  • Reading list approved by the graduate program director (at least three months prior to scheduling oral examination)
  • Written research proposal approved (at least two months prior to scheduling oral examination)
  • The oral candidacy examination must be taken no later than 28 months from the start of the doctoral program.
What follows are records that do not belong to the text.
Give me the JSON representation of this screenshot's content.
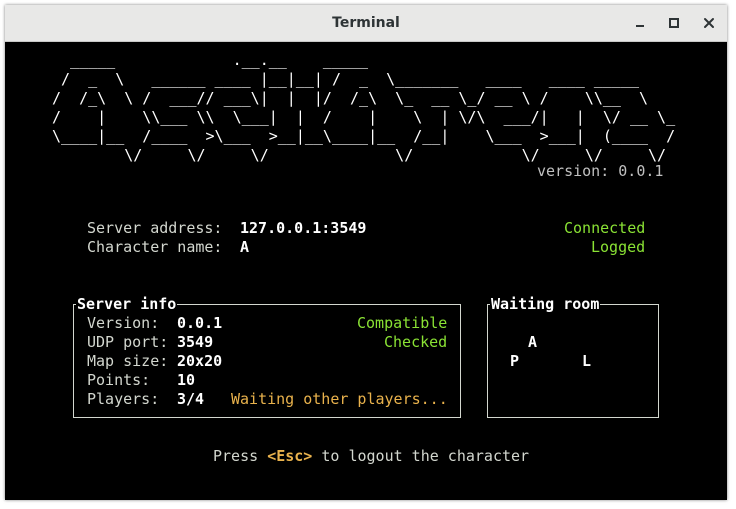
{
  "window": {
    "title": "Terminal",
    "controls": [
      "minimize-icon",
      "maximize-icon",
      "close-icon"
    ]
  },
  "banner": {
    "ascii_art": "  _____             .__.__    _____                              \n /  _  \\   ______ ____ |__|__| /  _  \\_______   ____   ____ _____  \n/  /_\\  \\ /  ___// ___\\|  |  |/  /_\\  \\_  __ \\_/ __ \\ /    \\\\__  \\ \n/    |    \\\\___ \\\\  \\___|  |  /    |    \\  | \\/\\  ___/|   |  \\/ __ \\_\n\\____|__  /____  >\\___  >__|__\\____|__  /__|    \\___  >___|  (____  /\n        \\/     \\/     \\/              \\/            \\/     \\/     \\/ ",
    "version_text": "version: 0.0.1"
  },
  "connection": {
    "server_address_label": "Server address:",
    "server_address_value": "127.0.0.1:3549",
    "character_name_label": "Character name:",
    "character_name_value": "A",
    "connection_status": "Connected",
    "login_status": "Logged"
  },
  "server_info": {
    "title": "Server info",
    "rows": [
      {
        "label": "Version:",
        "value": "0.0.1",
        "status": "Compatible"
      },
      {
        "label": "UDP port:",
        "value": "3549",
        "status": "Checked"
      },
      {
        "label": "Map size:",
        "value": "20x20",
        "status": ""
      },
      {
        "label": "Points:",
        "value": "10",
        "status": ""
      },
      {
        "label": "Players:",
        "value": "3/4",
        "status": "Waiting other players..."
      }
    ]
  },
  "waiting_room": {
    "title": "Waiting room",
    "players": [
      "A",
      "P",
      "L"
    ]
  },
  "footer": {
    "prefix": "Press ",
    "key": "<Esc>",
    "suffix": " to logout the character"
  },
  "colors": {
    "background": "#000000",
    "text": "#d3d7cf",
    "status_green": "#8ae234",
    "highlight_yellow": "#e9b24c",
    "titlebar": "#e8e8e7"
  }
}
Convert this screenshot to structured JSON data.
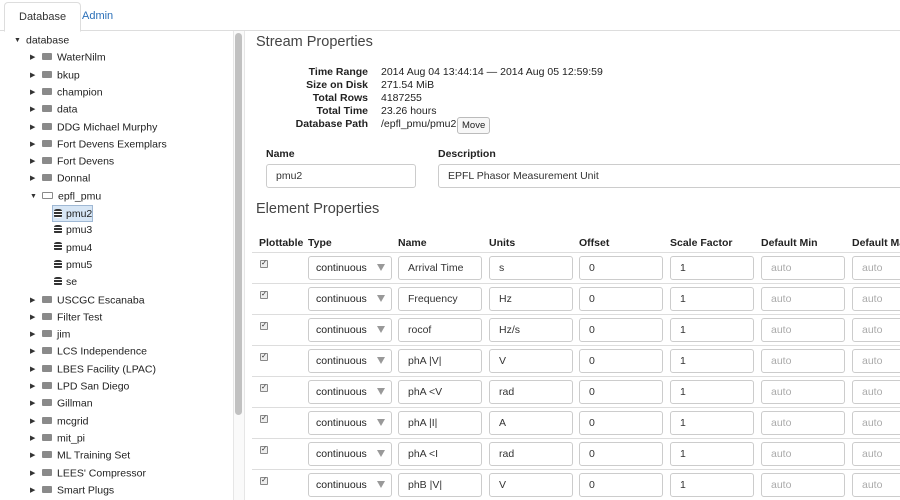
{
  "tabs": [
    {
      "label": "Database",
      "active": true
    },
    {
      "label": "Admin",
      "active": false
    }
  ],
  "tree": {
    "root": "database",
    "items": [
      {
        "label": "WaterNilm",
        "kind": "folder"
      },
      {
        "label": "bkup",
        "kind": "folder"
      },
      {
        "label": "champion",
        "kind": "folder"
      },
      {
        "label": "data",
        "kind": "folder"
      },
      {
        "label": "DDG Michael Murphy",
        "kind": "folder"
      },
      {
        "label": "Fort Devens Exemplars",
        "kind": "folder"
      },
      {
        "label": "Fort Devens",
        "kind": "folder"
      },
      {
        "label": "Donnal",
        "kind": "folder"
      },
      {
        "label": "epfl_pmu",
        "kind": "folder-open"
      },
      {
        "label": "pmu2",
        "kind": "stream",
        "selected": true
      },
      {
        "label": "pmu3",
        "kind": "stream"
      },
      {
        "label": "pmu4",
        "kind": "stream"
      },
      {
        "label": "pmu5",
        "kind": "stream"
      },
      {
        "label": "se",
        "kind": "stream"
      },
      {
        "label": "USCGC Escanaba",
        "kind": "folder"
      },
      {
        "label": "Filter Test",
        "kind": "folder"
      },
      {
        "label": "jim",
        "kind": "folder"
      },
      {
        "label": "LCS Independence",
        "kind": "folder"
      },
      {
        "label": "LBES Facility (LPAC)",
        "kind": "folder"
      },
      {
        "label": "LPD San Diego",
        "kind": "folder"
      },
      {
        "label": "Gillman",
        "kind": "folder"
      },
      {
        "label": "mcgrid",
        "kind": "folder"
      },
      {
        "label": "mit_pi",
        "kind": "folder"
      },
      {
        "label": "ML Training Set",
        "kind": "folder"
      },
      {
        "label": "LEES' Compressor",
        "kind": "folder"
      },
      {
        "label": "Smart Plugs",
        "kind": "folder"
      }
    ]
  },
  "stream": {
    "heading": "Stream Properties",
    "fields": [
      {
        "key": "Time Range",
        "value": "2014 Aug 04 13:44:14 — 2014 Aug 05 12:59:59"
      },
      {
        "key": "Size on Disk",
        "value": "271.54 MiB"
      },
      {
        "key": "Total Rows",
        "value": "4187255"
      },
      {
        "key": "Total Time",
        "value": "23.26 hours"
      },
      {
        "key": "Database Path",
        "value": "/epfl_pmu/pmu2"
      }
    ],
    "move_label": "Move",
    "name_label": "Name",
    "name_value": "pmu2",
    "description_label": "Description",
    "description_value": "EPFL Phasor Measurement Unit"
  },
  "elements": {
    "heading": "Element Properties",
    "columns": [
      "Plottable",
      "Type",
      "Name",
      "Units",
      "Offset",
      "Scale Factor",
      "Default Min",
      "Default Max"
    ],
    "rows": [
      {
        "plottable": true,
        "type": "continuous",
        "name": "Arrival Time",
        "units": "s",
        "offset": "0",
        "scale": "1",
        "min": "auto",
        "max": "auto"
      },
      {
        "plottable": true,
        "type": "continuous",
        "name": "Frequency",
        "units": "Hz",
        "offset": "0",
        "scale": "1",
        "min": "auto",
        "max": "auto"
      },
      {
        "plottable": true,
        "type": "continuous",
        "name": "rocof",
        "units": "Hz/s",
        "offset": "0",
        "scale": "1",
        "min": "auto",
        "max": "auto"
      },
      {
        "plottable": true,
        "type": "continuous",
        "name": "phA |V|",
        "units": "V",
        "offset": "0",
        "scale": "1",
        "min": "auto",
        "max": "auto"
      },
      {
        "plottable": true,
        "type": "continuous",
        "name": "phA <V",
        "units": "rad",
        "offset": "0",
        "scale": "1",
        "min": "auto",
        "max": "auto"
      },
      {
        "plottable": true,
        "type": "continuous",
        "name": "phA |I|",
        "units": "A",
        "offset": "0",
        "scale": "1",
        "min": "auto",
        "max": "auto"
      },
      {
        "plottable": true,
        "type": "continuous",
        "name": "phA <I",
        "units": "rad",
        "offset": "0",
        "scale": "1",
        "min": "auto",
        "max": "auto"
      },
      {
        "plottable": true,
        "type": "continuous",
        "name": "phB |V|",
        "units": "V",
        "offset": "0",
        "scale": "1",
        "min": "auto",
        "max": "auto"
      }
    ]
  }
}
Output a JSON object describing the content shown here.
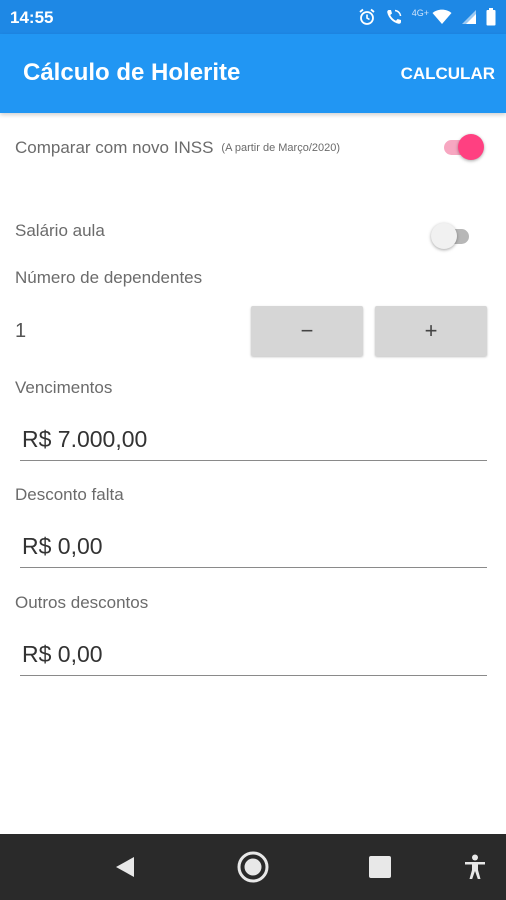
{
  "status_bar": {
    "time": "14:55",
    "network_label": "4G+",
    "icons": [
      "alarm-icon",
      "wifi-call-icon",
      "wifi-icon",
      "signal-icon",
      "battery-icon"
    ]
  },
  "app_bar": {
    "title": "Cálculo de Holerite",
    "action_label": "CALCULAR"
  },
  "form": {
    "compare_inss": {
      "label": "Comparar com novo INSS",
      "note": "(A partir de Março/2020)",
      "checked": true
    },
    "salario_aula": {
      "label": "Salário aula",
      "checked": false
    },
    "dependentes": {
      "label": "Número de dependentes",
      "value": "1",
      "minus_label": "−",
      "plus_label": "+"
    },
    "vencimentos": {
      "label": "Vencimentos",
      "value": "R$ 7.000,00"
    },
    "desconto_falta": {
      "label": "Desconto falta",
      "value": "R$ 0,00"
    },
    "outros_descontos": {
      "label": "Outros descontos",
      "value": "R$ 0,00"
    }
  },
  "nav_bar": {
    "items": [
      "back-icon",
      "home-icon",
      "recents-icon",
      "accessibility-icon"
    ]
  },
  "colors": {
    "primary": "#2196f3",
    "primary_dark": "#1e88e5",
    "accent": "#ff4081",
    "nav_background": "#2a2a2a"
  }
}
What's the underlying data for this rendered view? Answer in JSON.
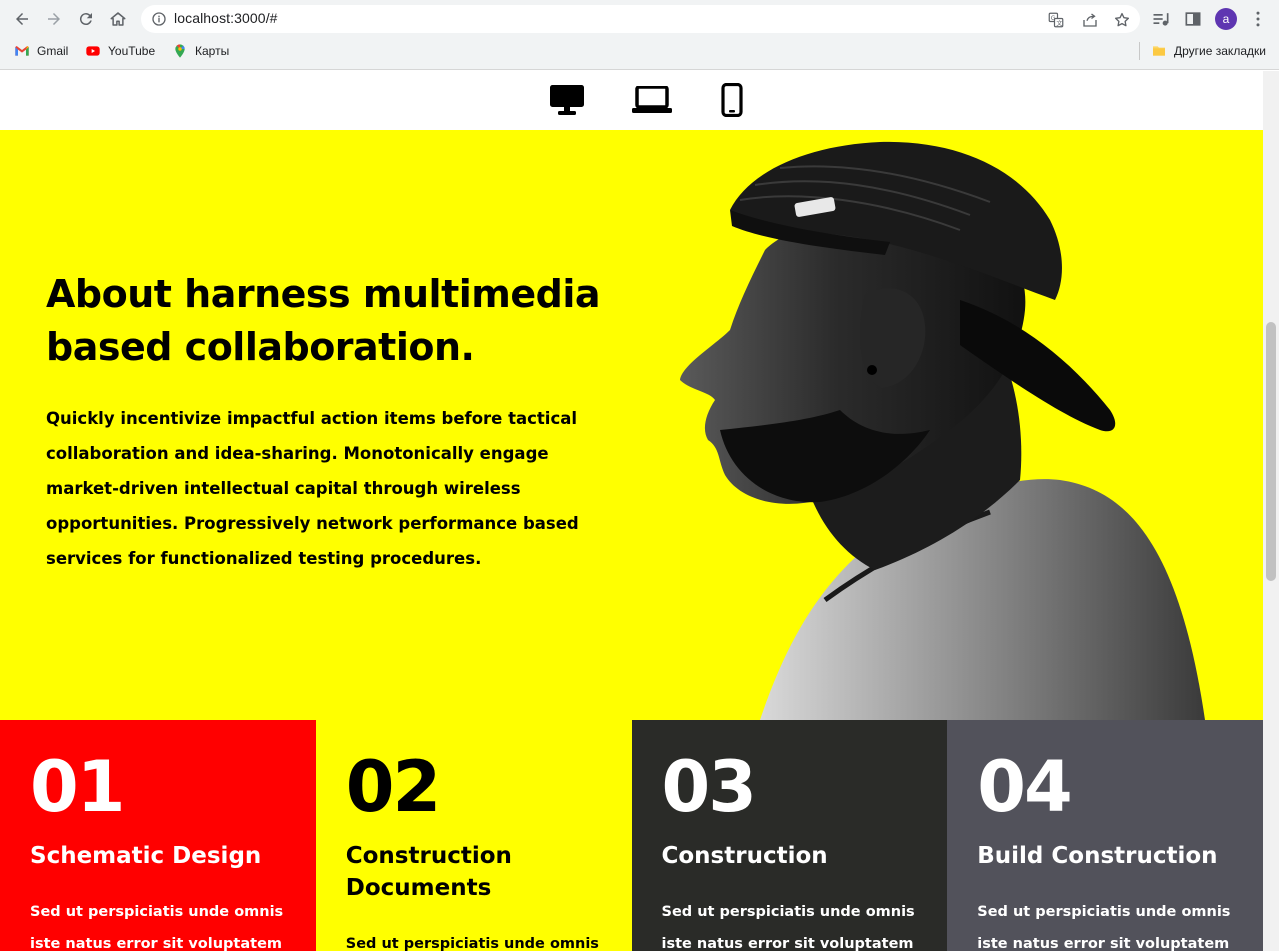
{
  "browser": {
    "url": "localhost:3000/#",
    "avatar_letter": "a",
    "bookmarks": [
      {
        "label": "Gmail",
        "icon": "gmail-icon"
      },
      {
        "label": "YouTube",
        "icon": "youtube-icon"
      },
      {
        "label": "Карты",
        "icon": "maps-icon"
      }
    ],
    "other_bookmarks": "Другие закладки"
  },
  "device_switcher": [
    {
      "name": "desktop",
      "icon": "desktop-icon"
    },
    {
      "name": "laptop",
      "icon": "laptop-icon"
    },
    {
      "name": "mobile",
      "icon": "mobile-icon"
    }
  ],
  "hero": {
    "title": "About harness multimedia based collaboration.",
    "text": "Quickly incentivize impactful action items before tactical collaboration and idea-sharing. Monotonically engage market-driven intellectual capital through wireless opportunities. Progressively network performance based services for functionalized testing procedures.",
    "background": "#ffff00"
  },
  "features": [
    {
      "number": "01",
      "title": "Schematic Design",
      "text": "Sed ut perspiciatis unde omnis iste natus error sit voluptatem",
      "background": "#ff0000",
      "color": "#ffffff"
    },
    {
      "number": "02",
      "title": "Construction Documents",
      "text": "Sed ut perspiciatis unde omnis iste natus error sit voluptatem",
      "background": "#ffff00",
      "color": "#000000"
    },
    {
      "number": "03",
      "title": "Construction",
      "text": "Sed ut perspiciatis unde omnis iste natus error sit voluptatem",
      "background": "#2a2b28",
      "color": "#ffffff"
    },
    {
      "number": "04",
      "title": "Build Construction",
      "text": "Sed ut perspiciatis unde omnis iste natus error sit voluptatem",
      "background": "#52525b",
      "color": "#ffffff"
    }
  ]
}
Prior to the oral examination, the student must have completed all the course work and the written preliminary examinations
  • The oral candidacy exam must be scheduled at least four weeks before the intended date.
  • The exam committee contains a supervisor, a co-supervisor (if it is applicable), supervisory committee members (usually two), and two examiners (outside of student’s program, within the department or within the university)

More information can be found under the following links:

Faculty of Graduate Studies candidacy regulations

Departmental guidelines for candidacy examinations

Thesis and thesis oral examination

The student must complete a thesis on a topic to be agreed to by the student and their supervisor.

  • After completion of the thesis, the student must pass a thesis oral examination
  • A thesis oral exam committee contains a supervisor, a co-supervisor (if applicable), supervisory committee members (usually two), an examiner (outside of student’s program, within the department or within the university) and an external examiner (from outside of the university)
  • The external examiner must be applied for approval from Faculty of Graduate Studies six weeks prior the intended examination date
  • The exam must be scheduled at least four weeks prior to date of oral exam
  • Examiners must have a copy of the thesis at least three weeks prior to the date of oral exam
  • Final thesis oral examinations are open

More information can be found on the Faculty of Graduate Studies website under examinations.